Here are the five companies in no particular order:
Japanese photo decoration apps have much international appeal, as the notion of ‘kawaii’ is a very exportable one. And perhaps because of that, Snapeee has mustered popularity in most countries around the Asian region. Targeting female users, it has accumulated more than 4 million users from around the world, with 80% of its users coming from outside its homes market of Japan. So far the service is proving most popular in regions like Hong Kong, Taiwan, Thailand, and Vietnam. Readers may recall that we mentioned Snapeee a little while back in our Japan’s cutest mobile apps feature, and the company made headlines earlier today when it announced a round of series B funding.

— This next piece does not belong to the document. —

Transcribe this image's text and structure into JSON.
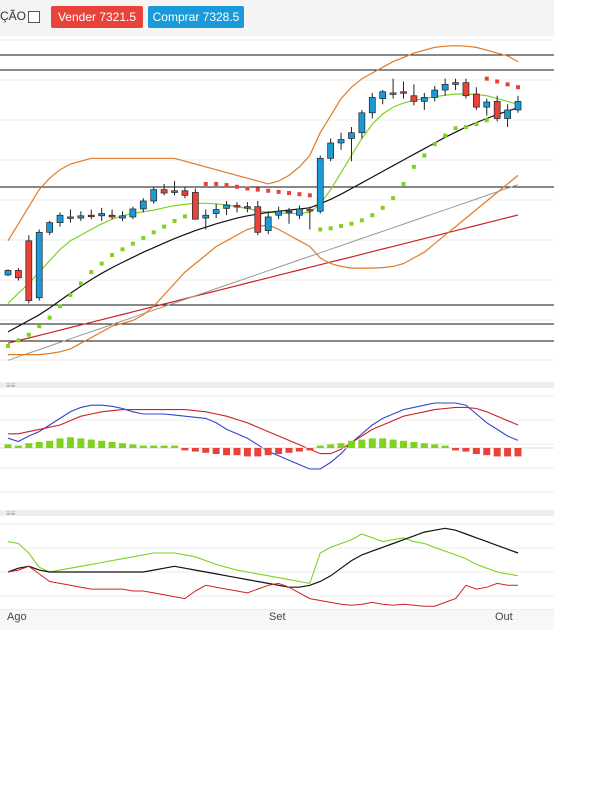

If any company really belongs on this list, it’s probably the food photo app Snapdish. In fact, it was just a few weeks back that we heard the company’s founder, Hidetaka Fukushima, speak about building his business for the global market from the very start. It’s great to see yet another Japanese photo app that’s doing well overseas. If this keeps up, we might have to consider calling it a trend!
Tokyo Otaku Mode ¶
This startup, which focuses on sharing anime, manga, and cosplay related content to international audiences, showed pretty great foresight in betting on Facebook before it really picked up any momentum in Japan. Tokyo Otaku Mode has grown its fan base on the social platform to more than 11 million fans, and is trying to solidify its web content offerings, while serving as a bridge to other Japanese companies struggling for visibility outside of their home market (see Lawson and MTV81).
I swear, when I started making this list it wasn’t nearly as heavy with photo apps as this. But it’s hard not to admire these Japanese founders who decided to set up their company in Singapore, and then hop on down to Vietnam to start their quest to build a photo app that will target the Southeast Asian market to start. That app, Seconds, has already launched on Google Play for Vietnam and Thailand, and the company is considering other Asian regions like Hong Kong, Taiwan, and Singapore next. I had a chance to interview Cinnamon’s CEO, Miku Hirano, back in April, so if you’d like to hear more about what she has planned, do check out that conversation.
Crypton Future Media ¶
This company might not fall under our usual ‘startup umbrella’, but with 30 employees the Sapporo-based media company is a very small one — but few have had such a big global impact. This is the group behind the voice synthesizer application Vocaloid (having acquired Vocaloid 2 from Yamaha), and the Hatsune Miku character which has emerged from Japanese subculture to become a mainstream icon. We’ve recently written about successful Hatsune Miku collaborations with Domino’s Pizza and fashion company Ceno.
You can check out their website over at crypton.co.jp
There are lots of others, of course, but these are just the ones that stood out to us this month. I’m sure many readers will suggest others, and we’re eager to hear them. ↩